In the rocks at Opo Bay another hornblende in the form of small needles 0.1–0.001 mm. is often seen. It has brown to greenish-brown colour with moderate pleochroism. This has not been identified with certainty and it does not occur plentifully. A mineral with a brownish-yellow colour, which is undoubtedly a secondary product, often pervades much of the groundmass, and Col. Campbell Smith has been good enough to inform me that a substance similar to this is found in some of the rocks from South Africa.

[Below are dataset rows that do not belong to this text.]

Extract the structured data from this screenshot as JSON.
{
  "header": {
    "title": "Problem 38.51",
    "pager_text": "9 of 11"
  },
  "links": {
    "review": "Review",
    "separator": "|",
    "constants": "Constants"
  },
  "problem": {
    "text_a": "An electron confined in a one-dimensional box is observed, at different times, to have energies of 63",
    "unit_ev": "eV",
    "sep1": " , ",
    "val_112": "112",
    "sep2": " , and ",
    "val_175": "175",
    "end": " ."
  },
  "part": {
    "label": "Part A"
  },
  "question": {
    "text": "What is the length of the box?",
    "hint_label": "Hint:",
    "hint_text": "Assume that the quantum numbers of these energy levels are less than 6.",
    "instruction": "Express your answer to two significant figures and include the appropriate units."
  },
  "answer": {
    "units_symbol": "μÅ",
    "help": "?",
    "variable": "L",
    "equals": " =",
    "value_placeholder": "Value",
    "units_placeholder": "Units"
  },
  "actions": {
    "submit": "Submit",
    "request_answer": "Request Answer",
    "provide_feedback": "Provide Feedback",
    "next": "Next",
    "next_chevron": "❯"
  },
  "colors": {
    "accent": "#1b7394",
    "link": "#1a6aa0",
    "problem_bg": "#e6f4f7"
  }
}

The mineral tuhualite has a special interest because its occurrence in the rocks of Mayor Island appears at present to be unique. A description of this mineral is published in the present Part of these Transactions. Its bright violet colour allows it to be seen occasionally in the rocks, even in hand-specimens, when it is associated with transparent feldspar. Tuhualite occurs in situ in the rocks at or near the foot of the crater-wall on its south and south-east sides. It has, however, been found also in a number of ejected boulders on the slopes rising from Opo Bay.